Technical Standards. In addition to the academic requirements for admission, applicants must also meet the technical standards that the college deems essential for training and practice in the profession of pharmacy. Upon admission, students in the Pharm.D. program will affirm that they have reviewed the technical standards and further acknowledge that they are capable of meeting the program’s technical standards with or without accommodations. Students who have concerns about their ability to meet these standards should contact the associate dean of the college. When requested, the college will provide reasonable accommodation to otherwise qualified students with disabilities. Disabled students must work with and be approved by URI’s Disability Services for Students.
These functions include, but are not limited to:
Observation: A candidate with or without accommodations must be able to observe demonstrations and experiments in the basic sciences. A candidate must be able to observe a patient accurately at a distance and close at hand. The candidate must be able to visually observe and interpret presented information. This will necessitate the functional use of vision, hearing, and somatic senses.
Communication: A candidate with or without accommodations must be able to communicate effectively and sensitively with patients, caregivers, faculty/staff, and all members of the healthcare team. The focus of this communication is to elicit information, describe changes in mood, activity, and posture, and perceive nonverbal communication. An applicant must be able to communicate effectively and efficiently in oral and written English.
Sensory/Motor: The candidate with or without accommodations must have sufficient motor function and skills necessary to perform basic tasks in the practice of pharmacy. Examples of such tasks may include the compounding of medicinals, physical assessment, the administration of drugs, and the provision of basic cardiac life support. Such actions require the coordination of both gross and fine muscular movements, equilibrium, and functional use of the senses.
Intellectual: A candidate must have the ability to measure, calculate, reason, analyze, synthesize, and integrate information that is essential to fully develop these skills. A candidate must be fully alert and attentive at all times in clinical settings.

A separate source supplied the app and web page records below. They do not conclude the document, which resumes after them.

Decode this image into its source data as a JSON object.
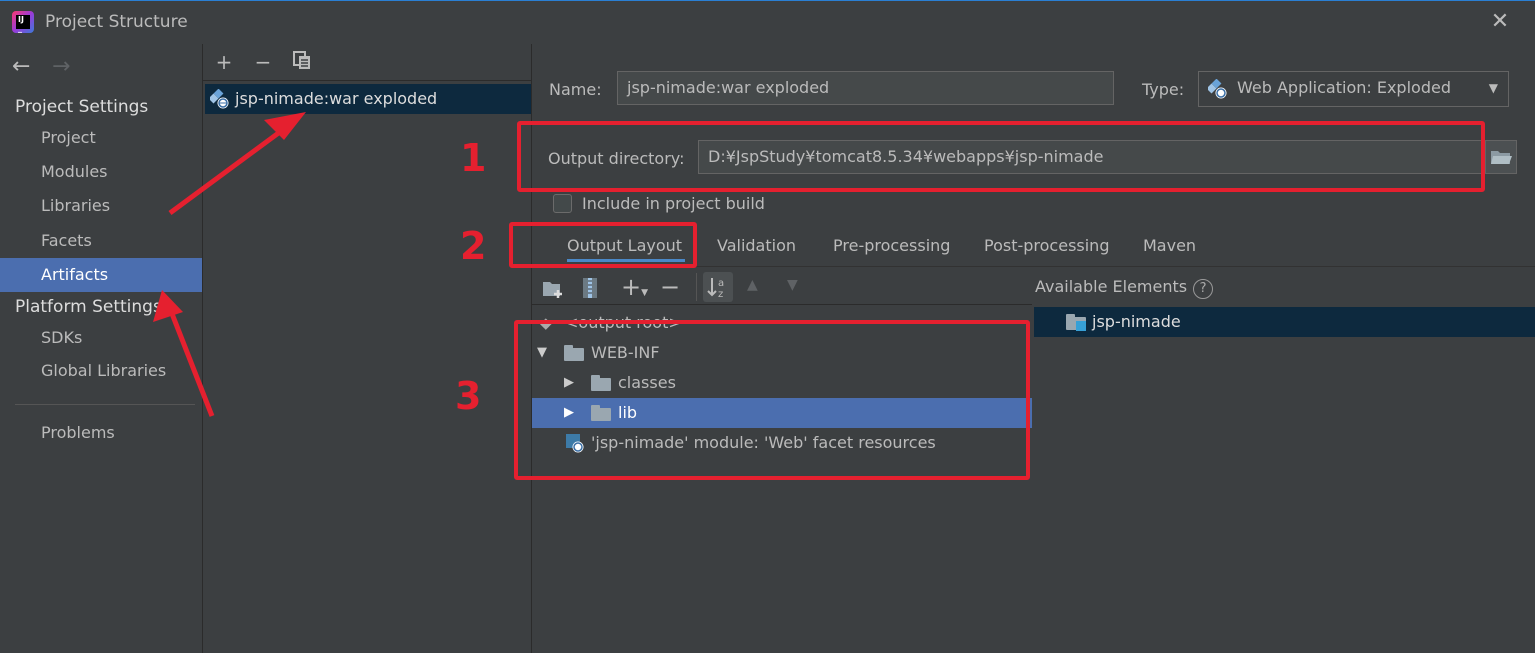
{
  "window": {
    "title": "Project Structure",
    "close": "✕"
  },
  "nav": {
    "back": "←",
    "forward": "→",
    "project_settings_header": "Project Settings",
    "project_settings_items": [
      "Project",
      "Modules",
      "Libraries",
      "Facets",
      "Artifacts"
    ],
    "selected_item": "Artifacts",
    "platform_settings_header": "Platform Settings",
    "platform_settings_items": [
      "SDKs",
      "Global Libraries"
    ],
    "problems": "Problems"
  },
  "artifacts_list": {
    "toolbar": {
      "add": "+",
      "remove": "−",
      "copy": "copy-icon"
    },
    "items": [
      "jsp-nimade:war exploded"
    ]
  },
  "artifact": {
    "name_label": "Name:",
    "name_value": "jsp-nimade:war exploded",
    "type_label": "Type:",
    "type_value": "Web Application: Exploded",
    "output_dir_label": "Output directory:",
    "output_dir_value": "D:¥JspStudy¥tomcat8.5.34¥webapps¥jsp-nimade",
    "include_in_build_label": "Include in project build",
    "include_in_build_checked": false
  },
  "tabs": [
    "Output Layout",
    "Validation",
    "Pre-processing",
    "Post-processing",
    "Maven"
  ],
  "active_tab": "Output Layout",
  "layout_tree": {
    "rows": [
      {
        "label": "<output root>"
      },
      {
        "label": "WEB-INF"
      },
      {
        "label": "classes"
      },
      {
        "label": "lib"
      },
      {
        "label": "'jsp-nimade' module: 'Web' facet resources"
      }
    ],
    "selected": "lib"
  },
  "available_elements": {
    "header": "Available Elements",
    "help": "?",
    "items": [
      "jsp-nimade"
    ]
  },
  "annotations": {
    "labels": [
      "1",
      "2",
      "3"
    ],
    "color": "#e5202f"
  },
  "colors": {
    "background": "#3c3f41",
    "selection": "#4b6eaf",
    "list_selection": "#0d293e"
  }
}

Behavioral/Social: A candidate must be of sufficient emotional health to utilize fully his or her intellectual abilities, the exercise of good judgment, and the prompt completion of all patient care responsibilities. A candidate must possess the ability to develop mature, sensitive, and effective relationships with patients. A candidate must be able to tolerate physically and emotionally taxing workloads and to function effectively under stress. A candidate must be able to adapt to changing environments, to display flexibility and learn to function in the face of uncertainties inherent in the clinical problems of many patients. A candidate must possess compassion, integrity, interpersonal skills, and motivation to excel in pharmacy practice.
Health: Certain illnesses impair a student’s performance. These include, but are not limited to, active drug and/or alcohol addiction, severe depression, and other psychiatric illnesses. It is not permissible for students to interact with patients while impaired by these conditions. It is the policy of the College of Pharmacy to encourage recognition of these conditions and to support treatment so that the student may resume his or her studies in the college.
The term “candidate” means candidates for admission into the Pharm.D. program and students enrolled in the Pharm.D. program who are candidates for promotion and graduation.